Hand-in-hand with her husband of three months, Josh Berendes, the Los Gatos newlywed strode out of the hospital and headed for home Monday, radiating strength despite the long recovery ahead of her.

``It makes me so much more appreciative of people who are stuck in wheelchairs,'' Berendes, 20, said of her goal to walk out of the hospital.

At first doctors said she wouldn't make it, so the fact she walked out of the hospital was another milestone in the former college basketball player's astonishing rehabilitation.

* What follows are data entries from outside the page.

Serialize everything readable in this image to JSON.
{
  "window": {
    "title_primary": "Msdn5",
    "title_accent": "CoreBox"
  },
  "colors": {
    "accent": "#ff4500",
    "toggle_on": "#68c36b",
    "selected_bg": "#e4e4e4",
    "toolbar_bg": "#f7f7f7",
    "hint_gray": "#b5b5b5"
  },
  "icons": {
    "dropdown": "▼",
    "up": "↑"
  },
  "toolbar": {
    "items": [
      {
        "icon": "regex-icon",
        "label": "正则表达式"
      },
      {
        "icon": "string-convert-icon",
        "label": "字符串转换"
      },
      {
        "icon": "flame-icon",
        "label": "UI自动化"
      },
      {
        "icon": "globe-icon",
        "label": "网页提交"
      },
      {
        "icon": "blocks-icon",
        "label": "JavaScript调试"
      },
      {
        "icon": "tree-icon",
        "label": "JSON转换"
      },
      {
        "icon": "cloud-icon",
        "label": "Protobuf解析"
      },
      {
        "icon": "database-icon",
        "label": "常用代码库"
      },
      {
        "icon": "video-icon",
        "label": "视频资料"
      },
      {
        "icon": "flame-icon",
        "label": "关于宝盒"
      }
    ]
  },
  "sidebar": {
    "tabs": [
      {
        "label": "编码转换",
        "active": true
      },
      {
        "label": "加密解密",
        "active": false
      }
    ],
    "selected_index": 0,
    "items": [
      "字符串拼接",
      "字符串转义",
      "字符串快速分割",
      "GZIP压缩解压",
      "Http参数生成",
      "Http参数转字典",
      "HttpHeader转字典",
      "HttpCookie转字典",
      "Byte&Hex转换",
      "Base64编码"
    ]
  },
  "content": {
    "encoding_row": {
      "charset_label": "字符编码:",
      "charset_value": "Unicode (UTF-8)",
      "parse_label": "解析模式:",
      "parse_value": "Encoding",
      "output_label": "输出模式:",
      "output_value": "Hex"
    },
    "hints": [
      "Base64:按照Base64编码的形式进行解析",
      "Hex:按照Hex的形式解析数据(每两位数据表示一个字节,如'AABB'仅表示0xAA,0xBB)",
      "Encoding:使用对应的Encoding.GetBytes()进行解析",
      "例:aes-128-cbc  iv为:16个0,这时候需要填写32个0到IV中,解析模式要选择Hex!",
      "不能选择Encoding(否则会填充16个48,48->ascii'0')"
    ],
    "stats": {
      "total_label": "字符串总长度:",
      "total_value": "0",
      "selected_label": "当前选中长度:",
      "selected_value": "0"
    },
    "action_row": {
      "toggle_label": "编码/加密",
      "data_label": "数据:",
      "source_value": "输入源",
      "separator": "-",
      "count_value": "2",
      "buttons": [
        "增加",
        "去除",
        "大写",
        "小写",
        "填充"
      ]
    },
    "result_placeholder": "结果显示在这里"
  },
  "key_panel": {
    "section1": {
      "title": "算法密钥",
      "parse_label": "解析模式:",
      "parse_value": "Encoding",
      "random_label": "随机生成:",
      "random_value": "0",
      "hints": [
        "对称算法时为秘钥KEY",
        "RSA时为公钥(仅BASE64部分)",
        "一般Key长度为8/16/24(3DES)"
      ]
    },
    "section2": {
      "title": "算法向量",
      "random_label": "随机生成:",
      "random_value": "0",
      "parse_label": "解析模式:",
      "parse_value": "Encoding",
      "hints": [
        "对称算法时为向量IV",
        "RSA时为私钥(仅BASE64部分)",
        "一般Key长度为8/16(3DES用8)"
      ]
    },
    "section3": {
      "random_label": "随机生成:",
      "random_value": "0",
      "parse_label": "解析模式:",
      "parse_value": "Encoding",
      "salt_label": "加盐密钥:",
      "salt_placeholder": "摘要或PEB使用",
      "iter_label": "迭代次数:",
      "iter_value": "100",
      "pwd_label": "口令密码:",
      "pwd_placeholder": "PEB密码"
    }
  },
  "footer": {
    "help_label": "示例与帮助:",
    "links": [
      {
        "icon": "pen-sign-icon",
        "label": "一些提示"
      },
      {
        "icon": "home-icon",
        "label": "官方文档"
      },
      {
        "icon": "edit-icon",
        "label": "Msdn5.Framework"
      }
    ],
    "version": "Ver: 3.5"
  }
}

Berendes and her husband, who were married just 10 days before the accident, were on their way to a new home and life in Colorado when they were involved in a crash on Interstate 15 near Salt Lake City.



Josh Berendes escorts his wife, Tara, from Valley Medical Center on Monday.  She still must wear a special pressure mask for her burns, below left, but she's been able to achieve a list of goals, below right, held by her father, John Eichinger.   Photos by Joanne Hoyoung Lee - Mercury News Photographs.

The accident killed 28-year-old Thad Goodman, the father of 3-year-old and 7-month-old daughters who was driving the car that slammed into the Berendeses.

Josh Berendes, 23, a youth pastor, suffered moderate injuries, but his wife received head and other injuries and was in a coma for six weeks. She was flown July 2 to San Jose's Valley Medical Center, where, to everyone's astonishment, she soon regained consciousness.

The tragic beginning for this newlywed couple made national headlines. People from across the country have donated to a fund set up to help the Berendeses, who did not have medical insurance. To date, an estimated 100,000 people have visited the couple's Web site, www.tarajosh.com, updated daily by Tara Berendes' father. The site features photos of the radiant pair on their wedding day, as well as links to news stories about the accident.

Doctors say Tara Berendes suffered some brain damage, but her progress so far has been excellent. She showed no obvious signs of cognitive difficulty as she left the hospital Monday and chatted easily with reporters.

She remains scarred from the accident and wears a special pressure mask for burns on her forehead. She said she still struggles with short-term memory loss and can't remember anything that happened a month before the accident, including marrying Josh Berendes. But the San Jose native who has already experienced the ``in sickness and in health'' part of the deal and says he couldn't be more in love.


``We're just happy to be going home, so we can enjoy being married,'' he said Monday while rubbing his wife's back affectionately.

The couple will live in a cottage behind her grandfather's home in Monte Sereno, where they were married in a nearby garden on the evening of May 22.

Tara Berendes will go back to Valley Medical Center for outpatient therapy three times a week for several months.

In the meantime, the couple say they may renew their vows on the beach.


To help with medical bills, donations can be made to the Tara Eichinger-Berendes Recovery Fund c/o Wells Fargo Bank, 299 S. Main St., Salt Lake City, Utah 84111. For more information, go to www.tarajosh.com.

Contact Yomi S. Wronge at ywronge@mercurynews.com or (408) 920-5744.

email: info@tarajosh.com